[Task to carry out]: All of the records are to be copied out exactly, with nothing left out.

[Exercise data]:
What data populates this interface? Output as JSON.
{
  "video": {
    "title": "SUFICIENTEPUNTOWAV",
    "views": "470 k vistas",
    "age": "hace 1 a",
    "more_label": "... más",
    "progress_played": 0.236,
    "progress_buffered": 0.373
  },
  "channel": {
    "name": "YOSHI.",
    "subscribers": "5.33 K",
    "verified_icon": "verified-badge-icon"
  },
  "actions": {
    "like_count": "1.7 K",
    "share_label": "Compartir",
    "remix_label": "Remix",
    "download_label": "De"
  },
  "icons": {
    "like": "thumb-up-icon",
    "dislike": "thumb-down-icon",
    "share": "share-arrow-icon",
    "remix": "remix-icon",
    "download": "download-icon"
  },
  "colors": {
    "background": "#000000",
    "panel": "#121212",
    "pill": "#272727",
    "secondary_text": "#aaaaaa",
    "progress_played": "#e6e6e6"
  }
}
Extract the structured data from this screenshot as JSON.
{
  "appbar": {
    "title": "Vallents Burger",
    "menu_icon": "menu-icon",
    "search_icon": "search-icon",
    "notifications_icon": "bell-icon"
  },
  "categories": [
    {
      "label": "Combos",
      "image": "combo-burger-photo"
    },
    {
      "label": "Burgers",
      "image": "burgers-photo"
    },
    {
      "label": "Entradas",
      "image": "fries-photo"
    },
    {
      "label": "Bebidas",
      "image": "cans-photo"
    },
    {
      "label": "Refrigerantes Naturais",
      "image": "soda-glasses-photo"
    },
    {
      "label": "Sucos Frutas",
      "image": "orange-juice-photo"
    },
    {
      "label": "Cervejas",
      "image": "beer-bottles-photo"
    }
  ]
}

[Written reply]:
What data populates this interface? Output as JSON.
{
  "video": {
    "title": "SUFICIENTEPUNTOWAV",
    "views": "470 k vistas",
    "age": "hace 1 a",
    "more_label": "... más",
    "progress_played": 0.236,
    "progress_buffered": 0.373
  },
  "channel": {
    "name": "YOSHI.",
    "subscribers": "5.33 K",
    "verified_icon": "verified-badge-icon"
  },
  "actions": {
    "like_count": "1.7 K",
    "share_label": "Compartir",
    "remix_label": "Remix",
    "download_label": "De"
  },
  "icons": {
    "like": "thumb-up-icon",
    "dislike": "thumb-down-icon",
    "share": "share-arrow-icon",
    "remix": "remix-icon",
    "download": "download-icon"
  },
  "colors": {
    "background": "#000000",
    "panel": "#121212",
    "pill": "#272727",
    "secondary_text": "#aaaaaa",
    "progress_played": "#e6e6e6"
  }
}
Extract the structured data from this screenshot as JSON.
{
  "appbar": {
    "title": "Vallents Burger",
    "menu_icon": "menu-icon",
    "search_icon": "search-icon",
    "notifications_icon": "bell-icon"
  },
  "categories": [
    {
      "label": "Combos",
      "image": "combo-burger-photo"
    },
    {
      "label": "Burgers",
      "image": "burgers-photo"
    },
    {
      "label": "Entradas",
      "image": "fries-photo"
    },
    {
      "label": "Bebidas",
      "image": "cans-photo"
    },
    {
      "label": "Refrigerantes Naturais",
      "image": "soda-glasses-photo"
    },
    {
      "label": "Sucos Frutas",
      "image": "orange-juice-photo"
    },
    {
      "label": "Cervejas",
      "image": "beer-bottles-photo"
    }
  ]
}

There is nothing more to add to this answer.